There are plenty of benefits to adopting healthy habits into your everyday routine, and you’ve heard time and time again how crucial is it to get some sort of exercise daily, even if it’s simply moving for a few minutes if that’s all you can spare! Now, a new study has emerged that explains how working out might just be a key component when it comes to preventing vision loss.
A study from the University of Virginia School of Medicine found that exercise actually reduced the harmful overgrowth of blood vessels in the eyes of lab mice by up to 45%. Why is this important? Well, these blood vessels happen to be big contributors to macular degeneration—an age-related eye disease 10 million Americans are estimated to have that causes vision loss—and several other eye diseases.
So what exactly did this study uncover?
The big takeaway is that exercise was found to slow or prevent the development of macular degeneration. Working up a sweat instead of just sitting around all day also can help with other common causes of vision loss, such as glaucoma.

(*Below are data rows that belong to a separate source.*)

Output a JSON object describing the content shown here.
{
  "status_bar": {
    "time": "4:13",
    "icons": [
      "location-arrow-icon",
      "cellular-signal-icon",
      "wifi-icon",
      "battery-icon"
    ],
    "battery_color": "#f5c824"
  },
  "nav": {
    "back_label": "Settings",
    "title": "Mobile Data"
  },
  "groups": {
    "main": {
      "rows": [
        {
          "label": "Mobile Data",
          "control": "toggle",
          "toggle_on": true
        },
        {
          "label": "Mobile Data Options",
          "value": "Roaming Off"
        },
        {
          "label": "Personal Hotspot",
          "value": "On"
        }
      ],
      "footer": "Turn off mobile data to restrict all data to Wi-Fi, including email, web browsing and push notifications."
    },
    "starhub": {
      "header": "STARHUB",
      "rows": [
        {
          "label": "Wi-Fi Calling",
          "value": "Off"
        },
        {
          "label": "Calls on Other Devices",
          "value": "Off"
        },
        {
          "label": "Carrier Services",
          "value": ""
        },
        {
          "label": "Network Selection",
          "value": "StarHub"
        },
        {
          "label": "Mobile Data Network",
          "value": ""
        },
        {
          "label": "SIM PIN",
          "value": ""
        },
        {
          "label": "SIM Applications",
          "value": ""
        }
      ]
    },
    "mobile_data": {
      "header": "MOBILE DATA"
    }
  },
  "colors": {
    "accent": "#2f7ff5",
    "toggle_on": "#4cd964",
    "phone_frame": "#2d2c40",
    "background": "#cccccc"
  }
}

“There has long been a question about whether maintaining a healthy lifestyle can delay or prevent the development of macular degeneration. This [study] offers hard evidence from the lab for the very first time,” said researcher Bradley Gelfand, Ph.D., of UVA’s Center for Advanced Vision Science.
Now, in case you’re thinking you need to start doing intense workouts in order to help your eyes out, think again. As Gelfand pointed out, the mice who were examined in this study simply had a wheel they ran on at different speeds. With that in mind, the mice had positive results by doing low-impact exercises, and doing more exercise didn’t necessarily mean there was a bigger benefit.
“Mice are kind of like people in that they will do a spectrum of exercise. As long as they had a wheel and ran on it, there was a benefit,” Gelfand said. “The benefit that they obtained is saturated at low levels of exercise.”
As of right now, it’s not entirely clear exactly why exercising can help improve vision, but the scientists hypothesize that increased blood flow to the eyes when exercising could be one of the many factors that help prevent blood vessel overgrowth. The researchers plan to look into this discovery further, in the hopes they “can develop a pill or method that will give you the benefits of exercise without having to exercise,” according to Gelfand. He said that since it’s typically the elderly who suffer from macular degeneration, many of them might not be able to adopt an all-new exercise regimen that would result in these positive benefits.
But for any person who can, there is yet another major upside to breaking a sweat.